As Kara I was catering to the abusive slob Todd while he drank beer and sat on the lounge, watching as he hurled abuse towards his own daughter. Despite recognising that he was most likely to blame for the fact that Kara had needed to be repaired, I still did what he said, cleaning the house, doing the dishes and preparing a meal for him and Alice. It was what I was there to do and I did it without a second thought about it despite the comments that I heard him make. I could see he was quick to anger, but it was only when he threatened the safety of Alice that I became determined to act to protect this defenceless little girl. This determination came about not just because that is the way that the game wants you to act, but out of my feelings as a father. It is human nature to react this way, and that is what Detroit wants to convey about the androids in its world, that they too, despite their origins, are just as human as we are. That they have evolved beyond their origins into something new.
On the opposite end of the spectrum is the relationship between Markus and Carl. It is obvious that Carl is very sick and relies on Markus for his care, but he is actually concerned with how Markus feels and the thoughts in his head. Carl treats Markus in a fatherly fashion, concerned with what happened when Markus was accosted in the street, and trying to get him to explore his own thoughts and feelings in relation to art. However, despite the feelings Carl has for Markus, at the end of the day he still issues an order to Markus, one that the consequences of which will have lasting ramifications later in the game. It is in this moment, where Carl issues this direct order, that it becomes clear that despite caring for Markus and seeing him as a surrogate son, Carl still thinks of him as a machine, and that his commands are to be followed.

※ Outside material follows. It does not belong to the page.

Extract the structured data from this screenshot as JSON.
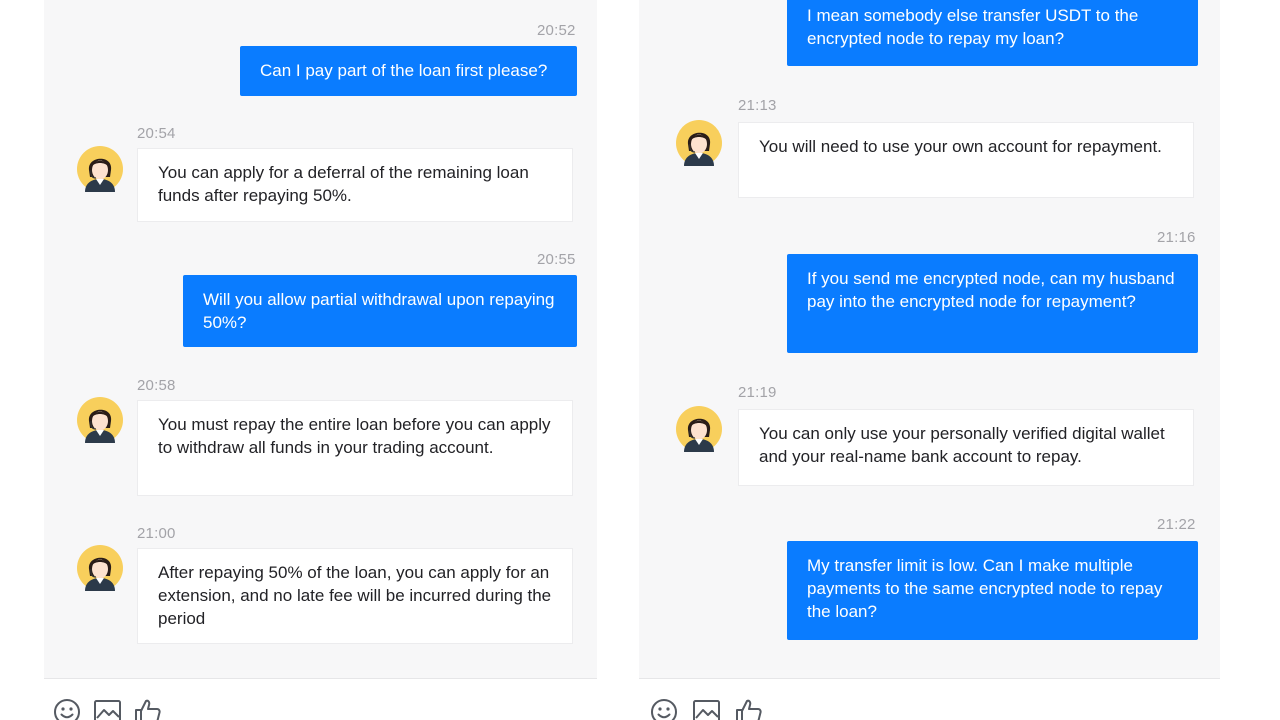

The stark differences between the two households and the way the androids are treated give way to the one commonality between the androids. Despite how they are treated by their owners they are still slaves. Despite the obvious emotional attachment that Carl feels for Markus, Markus is still a slave. His life may be easier and he may be treated better by his owner than Kara has, but his standing is no different to hers.
I will not say that my time with Detroit gives me a complete understanding of what it is like to be a person who has had to deal with these issues for their entire lives, that’s just crazy. Because of who I am I will never truly know what it is like to have to deal with these persecutions. However, the empathy and emotion that was stirred within me while I was playing the game still persist weeks after I finished the game. It allowed me to look through the window and see what it was like on the other side, if only for the time it took to play a video game. It is these emotions which prompted me to write this article, not exactly knowing what I wanted to say, just that there was something that I felt needed to be said.
Despite the calls from some who think that video games should not have messages or a political overtone, the truth is that in any medium these messages do and will exist. It might even be said that the absence of these overtones is a message in and of itself, that games are escapism from the real world. Where a person can bury their head in the sand and not have to think about the outside world around them. If you want a game that is void of narrative or message, go play the classics like Pac Man, Space Invaders or Pong. In this day and age video games, much like real life, are about experiences. Some games have us as the hero who takes down hordes of aliens, some have us micro-managing the lives of simulated denizens, wielding godlike powers that we can unleash on them at our own whims. Detroit gave me the experience of what it is like to be treated like something less than human, and how it feels to want to be accepted.
Shaun has been playing consoles since the days of the NES. He was fortunate enough to find a wife who not only supported his gaming habits, but has also encouraged his eldest daughter to join in as well.
When not playing games, working, or just being a dad in general, Shaun
is hitting the gym in his own personal quest to have a crack at Ninja